“Bellydance,” a term used to cover a myriad of different ethnic dance styles, is also a term that is often shrouded in mystery and misconceptions.
While the stereotypical image of a sequined, chiffoned dancer shimmying delicately does have basis in reality, there are many other sides of bellydance to discover.
Salome, co-director of the tribal group Tribal Reflections (and her student group, Filles de la Lune,) shares with us her experience of dance. She and her co-director, Naxi, practice Tribal Improv and Tribal Fusion style dance–very earthy dances that are a refreshing departure from the “usual.” From the Bedouin to Victorian Ladies, influences from around the world and around time can be seen in their unique and innovative dance.
KCQ: When did you begin dancing, and what made you decide to try it?
S: I started dancing when I was 6 years old. Ballet and Jazz were mandatory for being a competitive gymnast. With ballet and gymnastics, you usually are over the hill at 17. I did the family thing for about 12 years and ran across a picture of a belly dancer in an advertisement on a fax at my office. They were offering belly dance classes. Have to admit it was the drawing of the lady in the beautiful exotic costume that made me decide to try it. I wanted to wear a costume like that. Escape a bit from everyday boredom. So at 30 years old I decided to try my first belly dance class. Purely as just a way to work out to begin with. It was first a hobby that turned into a lifestyle and then into a professional moonlighting career. It has taken me all over the US for training and performing purposes. Didn’t realize all that ballet I did when I was younger would really pay off in my 30s as a belly dancer.
KCQ: Could you describe your style/the type of dance you do?
S: My co-director and I teach Improv Tribal Style belly dance, and we also have a Tribal Fusion Professional troupe. Tribal Fusion Style is a dancer or a group of dancers with predominantly tribal style belly dance traits using other dance disciplines along with world and contemporary dance styles to enhance the core style of Tribal Style belly dance. Improvisational choreography with cues is fundamental to the composition of Tribal Fusion choreography. Group Improvisation refers to a structured and codified repertoire of movements, each with their own distinct cue, performed in a lead and follow format. Group Improv is generally associated with American Tribal Style and Group Improvisational Tribal Style. Solo Improvisation refers to one dancer spontaneously dancing and being “in the moment” with the music. Solo improvisers will often be intimately familiar with their music or have some sort of a loose framework in mind for their dance presentation.
KCQ: Has your style changed at all from when you began, and if so, how?
S: My style has evolved a lot since I took my first class. I began as a cabaret belly dancer, drawn into it by the shiny rhinestones and satin formfitting fabrics. As I studied it, it felt like something was missing, I needed something different, more earthy when it came to the music and movements. I started to become more interested in the heavy ethnic jewelry and layers of cottons and velvets and ethnic fabrics. It felt more comfortable dancing in the dirt at Renaissance Fairs than it did in heels in a restaurant. I was bored doing solos and wanted to dance with others.
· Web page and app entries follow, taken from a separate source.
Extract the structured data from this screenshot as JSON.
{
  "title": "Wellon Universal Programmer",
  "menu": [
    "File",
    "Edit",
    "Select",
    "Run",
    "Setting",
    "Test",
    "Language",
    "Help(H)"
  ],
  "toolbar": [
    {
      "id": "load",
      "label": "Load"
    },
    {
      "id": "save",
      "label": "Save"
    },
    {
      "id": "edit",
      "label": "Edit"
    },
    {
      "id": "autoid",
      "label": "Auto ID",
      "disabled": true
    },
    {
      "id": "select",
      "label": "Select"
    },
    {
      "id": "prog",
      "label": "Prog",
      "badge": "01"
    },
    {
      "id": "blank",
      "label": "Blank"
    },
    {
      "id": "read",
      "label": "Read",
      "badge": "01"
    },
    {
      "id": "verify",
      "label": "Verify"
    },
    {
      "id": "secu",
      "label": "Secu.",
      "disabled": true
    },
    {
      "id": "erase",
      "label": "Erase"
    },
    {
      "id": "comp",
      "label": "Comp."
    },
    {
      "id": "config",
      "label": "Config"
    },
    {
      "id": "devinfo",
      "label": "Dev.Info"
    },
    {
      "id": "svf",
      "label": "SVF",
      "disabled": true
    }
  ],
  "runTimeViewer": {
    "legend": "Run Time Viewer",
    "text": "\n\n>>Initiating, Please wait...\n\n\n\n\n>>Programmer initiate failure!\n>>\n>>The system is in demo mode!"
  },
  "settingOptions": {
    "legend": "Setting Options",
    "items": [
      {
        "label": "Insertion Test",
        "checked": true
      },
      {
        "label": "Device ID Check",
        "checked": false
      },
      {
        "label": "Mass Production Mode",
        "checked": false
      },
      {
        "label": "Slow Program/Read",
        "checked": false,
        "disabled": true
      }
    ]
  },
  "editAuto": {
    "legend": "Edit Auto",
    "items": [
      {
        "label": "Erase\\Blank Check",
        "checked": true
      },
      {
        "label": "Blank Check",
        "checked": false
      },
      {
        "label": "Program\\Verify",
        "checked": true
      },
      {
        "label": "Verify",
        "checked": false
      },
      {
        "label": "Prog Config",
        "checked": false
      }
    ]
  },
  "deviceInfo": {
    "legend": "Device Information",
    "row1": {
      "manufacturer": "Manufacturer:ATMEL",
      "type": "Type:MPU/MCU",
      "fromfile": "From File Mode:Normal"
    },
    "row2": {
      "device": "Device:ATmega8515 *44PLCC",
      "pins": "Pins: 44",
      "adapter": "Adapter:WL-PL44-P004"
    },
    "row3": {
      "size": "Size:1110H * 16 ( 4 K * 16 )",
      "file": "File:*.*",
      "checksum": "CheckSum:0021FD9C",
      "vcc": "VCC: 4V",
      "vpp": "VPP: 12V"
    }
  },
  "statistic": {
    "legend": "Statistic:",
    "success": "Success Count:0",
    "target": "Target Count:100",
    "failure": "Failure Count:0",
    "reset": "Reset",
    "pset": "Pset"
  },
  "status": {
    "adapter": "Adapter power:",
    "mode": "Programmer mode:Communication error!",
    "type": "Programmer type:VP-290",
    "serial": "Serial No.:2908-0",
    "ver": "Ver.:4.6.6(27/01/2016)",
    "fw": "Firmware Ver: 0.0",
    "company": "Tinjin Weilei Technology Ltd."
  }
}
I met Martha who had the same interests and from there we embarked on a journey that has taken us through so much training in the tribal community, as well as different styles of dance like Flamenco, Salsa and East Indian. From all of our studies and training, we have been able to develop our own personal style that is very different than the cabaret we both started out in.
KCQ: Aside from the obvious result of making moving, living art, what are some other benefits of this activity?
S: The travel and the friendships. In order to give our students the best quality of training, we have to always be up-to-date on current trends in the Belly dance world–which means we have to train and be taught ourselves. And by doing so, we have to leave Wichita and attend Belly dance events, workshops, and shows all over the US. From doing that, we have developed strong friendships with other dancers in different states like us that also travel around for training. There is a large amount of support within the different troupes. We look for any reason to get together and dance. And of course, the culture. It is impossible to study this dance form without understanding and experiencing the culture of it as well. I have learned more about the different cultures in the world as a belly dancer than I have reading history books in school.
KCQ: What kind of advice would you give to a beginning dancer, or someone who has never done it before and wants to try?
S: I tell anyone that wants to do it to just try it. It doesn’t matter what shape and size you are, what age or maturity level. It is a way for someone (male or female) to become in tune with their own body. And to embrace it for what it is and how to make it look beautiful with movement. It is hard, so I try to let newbies know not to get discouraged when they can’t do a belly roll at first. It takes time and dedication to become a good dancer, but the rewards of self-confidence, self-awareness, and friendships are so worth it in the long run. I wish more teenage girls would try out this dance form. It would be a great age to build self-esteem and feel beautiful about themselves at the same time. The same goes for middle-aged housewives, too.
Salome and Naxi teach at Amira Dance Productions in Wichita, KS. Visit their fan page on facebook: Tribal Reflections Bellydance & Filles de la Lune Improv troupes